No images, please. Copy each entry below exactly as it reads.
————————
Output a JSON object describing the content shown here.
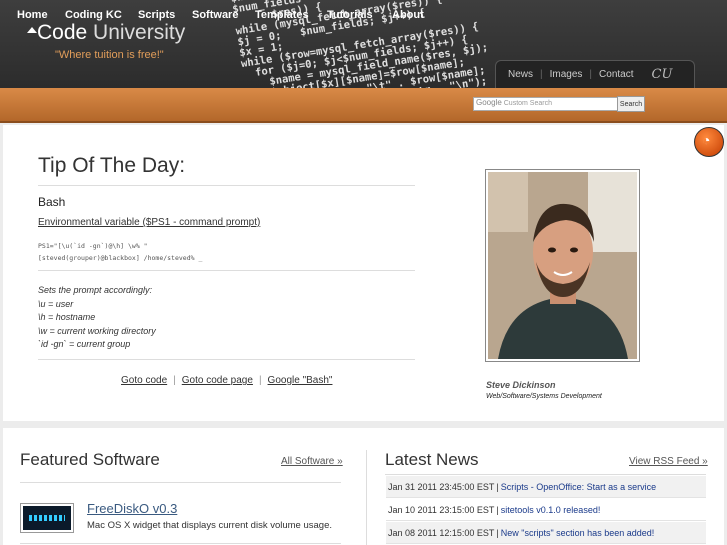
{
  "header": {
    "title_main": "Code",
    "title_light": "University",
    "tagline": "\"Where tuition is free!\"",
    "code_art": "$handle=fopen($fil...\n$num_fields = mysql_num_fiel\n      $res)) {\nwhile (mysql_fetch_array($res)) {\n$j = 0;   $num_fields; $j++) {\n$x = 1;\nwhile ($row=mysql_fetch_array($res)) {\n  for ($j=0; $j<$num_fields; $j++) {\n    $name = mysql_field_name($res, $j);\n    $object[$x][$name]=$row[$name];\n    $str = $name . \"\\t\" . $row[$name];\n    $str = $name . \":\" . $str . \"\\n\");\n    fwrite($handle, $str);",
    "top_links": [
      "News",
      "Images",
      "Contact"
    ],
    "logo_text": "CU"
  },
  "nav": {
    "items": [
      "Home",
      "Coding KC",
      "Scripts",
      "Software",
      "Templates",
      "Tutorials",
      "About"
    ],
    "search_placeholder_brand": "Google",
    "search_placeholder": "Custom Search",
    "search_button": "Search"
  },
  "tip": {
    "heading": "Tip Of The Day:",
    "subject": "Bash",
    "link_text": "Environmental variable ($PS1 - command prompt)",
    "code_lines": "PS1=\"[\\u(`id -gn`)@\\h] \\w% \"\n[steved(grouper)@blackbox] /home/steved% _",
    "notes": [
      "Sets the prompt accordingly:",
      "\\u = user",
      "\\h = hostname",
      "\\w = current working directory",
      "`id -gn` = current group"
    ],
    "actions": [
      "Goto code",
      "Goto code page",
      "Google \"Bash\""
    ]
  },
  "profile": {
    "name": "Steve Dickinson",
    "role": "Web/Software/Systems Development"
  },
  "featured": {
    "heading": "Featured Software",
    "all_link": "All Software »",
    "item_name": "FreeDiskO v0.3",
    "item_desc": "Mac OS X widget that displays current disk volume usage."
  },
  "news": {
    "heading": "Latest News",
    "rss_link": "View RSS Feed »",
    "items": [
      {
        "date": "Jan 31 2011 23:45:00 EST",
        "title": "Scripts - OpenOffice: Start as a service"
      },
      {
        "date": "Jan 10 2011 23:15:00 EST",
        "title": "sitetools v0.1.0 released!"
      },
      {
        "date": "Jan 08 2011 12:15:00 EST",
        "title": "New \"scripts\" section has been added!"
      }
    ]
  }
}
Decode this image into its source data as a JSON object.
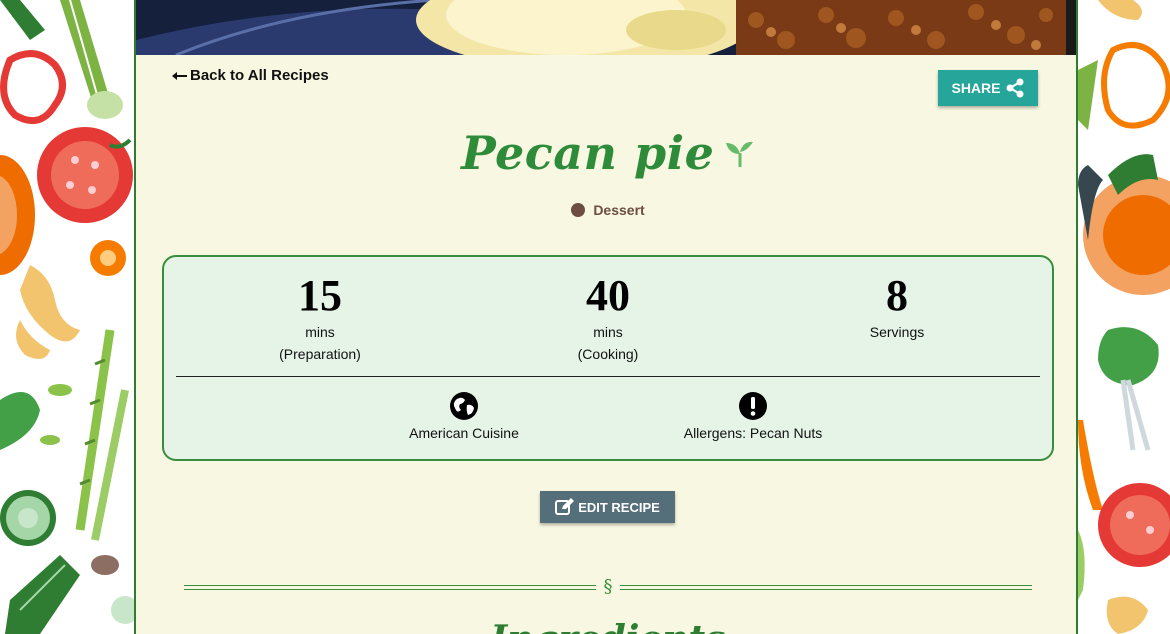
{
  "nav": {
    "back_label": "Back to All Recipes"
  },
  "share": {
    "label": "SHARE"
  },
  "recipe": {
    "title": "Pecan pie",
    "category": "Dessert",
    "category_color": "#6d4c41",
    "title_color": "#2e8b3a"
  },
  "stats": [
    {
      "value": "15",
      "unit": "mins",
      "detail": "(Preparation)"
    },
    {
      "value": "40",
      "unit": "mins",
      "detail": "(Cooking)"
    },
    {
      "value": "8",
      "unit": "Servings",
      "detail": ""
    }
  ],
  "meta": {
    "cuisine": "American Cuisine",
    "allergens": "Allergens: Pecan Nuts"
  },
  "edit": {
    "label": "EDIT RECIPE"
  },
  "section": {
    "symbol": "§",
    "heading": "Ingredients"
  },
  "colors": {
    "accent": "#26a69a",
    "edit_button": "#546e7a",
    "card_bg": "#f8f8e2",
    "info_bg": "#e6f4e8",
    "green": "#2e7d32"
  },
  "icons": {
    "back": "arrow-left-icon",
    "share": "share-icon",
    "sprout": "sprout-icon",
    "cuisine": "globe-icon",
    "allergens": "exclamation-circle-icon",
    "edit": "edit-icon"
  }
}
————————
RESPONSE AREA:
Output a JSON object describing the content shown here.
{
  "header": {
    "title_main": "Code",
    "title_light": "University",
    "tagline": "\"Where tuition is free!\"",
    "code_art": "$handle=fopen($fil...\n$num_fields = mysql_num_fiel\n      $res)) {\nwhile (mysql_fetch_array($res)) {\n$j = 0;   $num_fields; $j++) {\n$x = 1;\nwhile ($row=mysql_fetch_array($res)) {\n  for ($j=0; $j<$num_fields; $j++) {\n    $name = mysql_field_name($res, $j);\n    $object[$x][$name]=$row[$name];\n    $str = $name . \"\\t\" . $row[$name];\n    $str = $name . \":\" . $str . \"\\n\");\n    fwrite($handle, $str);",
    "top_links": [
      "News",
      "Images",
      "Contact"
    ],
    "logo_text": "CU"
  },
  "nav": {
    "items": [
      "Home",
      "Coding KC",
      "Scripts",
      "Software",
      "Templates",
      "Tutorials",
      "About"
    ],
    "search_placeholder_brand": "Google",
    "search_placeholder": "Custom Search",
    "search_button": "Search"
  },
  "tip": {
    "heading": "Tip Of The Day:",
    "subject": "Bash",
    "link_text": "Environmental variable ($PS1 - command prompt)",
    "code_lines": "PS1=\"[\\u(`id -gn`)@\\h] \\w% \"\n[steved(grouper)@blackbox] /home/steved% _",
    "notes": [
      "Sets the prompt accordingly:",
      "\\u = user",
      "\\h = hostname",
      "\\w = current working directory",
      "`id -gn` = current group"
    ],
    "actions": [
      "Goto code",
      "Goto code page",
      "Google \"Bash\""
    ]
  },
  "profile": {
    "name": "Steve Dickinson",
    "role": "Web/Software/Systems Development"
  },
  "featured": {
    "heading": "Featured Software",
    "all_link": "All Software »",
    "item_name": "FreeDiskO v0.3",
    "item_desc": "Mac OS X widget that displays current disk volume usage."
  },
  "news": {
    "heading": "Latest News",
    "rss_link": "View RSS Feed »",
    "items": [
      {
        "date": "Jan 31 2011 23:45:00 EST",
        "title": "Scripts - OpenOffice: Start as a service"
      },
      {
        "date": "Jan 10 2011 23:15:00 EST",
        "title": "sitetools v0.1.0 released!"
      },
      {
        "date": "Jan 08 2011 12:15:00 EST",
        "title": "New \"scripts\" section has been added!"
      }
    ]
  }
}
Decode this image into its source data as a JSON object.
{
  "nav": {
    "back_label": "Back to All Recipes"
  },
  "share": {
    "label": "SHARE"
  },
  "recipe": {
    "title": "Pecan pie",
    "category": "Dessert",
    "category_color": "#6d4c41",
    "title_color": "#2e8b3a"
  },
  "stats": [
    {
      "value": "15",
      "unit": "mins",
      "detail": "(Preparation)"
    },
    {
      "value": "40",
      "unit": "mins",
      "detail": "(Cooking)"
    },
    {
      "value": "8",
      "unit": "Servings",
      "detail": ""
    }
  ],
  "meta": {
    "cuisine": "American Cuisine",
    "allergens": "Allergens: Pecan Nuts"
  },
  "edit": {
    "label": "EDIT RECIPE"
  },
  "section": {
    "symbol": "§",
    "heading": "Ingredients"
  },
  "colors": {
    "accent": "#26a69a",
    "edit_button": "#546e7a",
    "card_bg": "#f8f8e2",
    "info_bg": "#e6f4e8",
    "green": "#2e7d32"
  },
  "icons": {
    "back": "arrow-left-icon",
    "share": "share-icon",
    "sprout": "sprout-icon",
    "cuisine": "globe-icon",
    "allergens": "exclamation-circle-icon",
    "edit": "edit-icon"
  }
}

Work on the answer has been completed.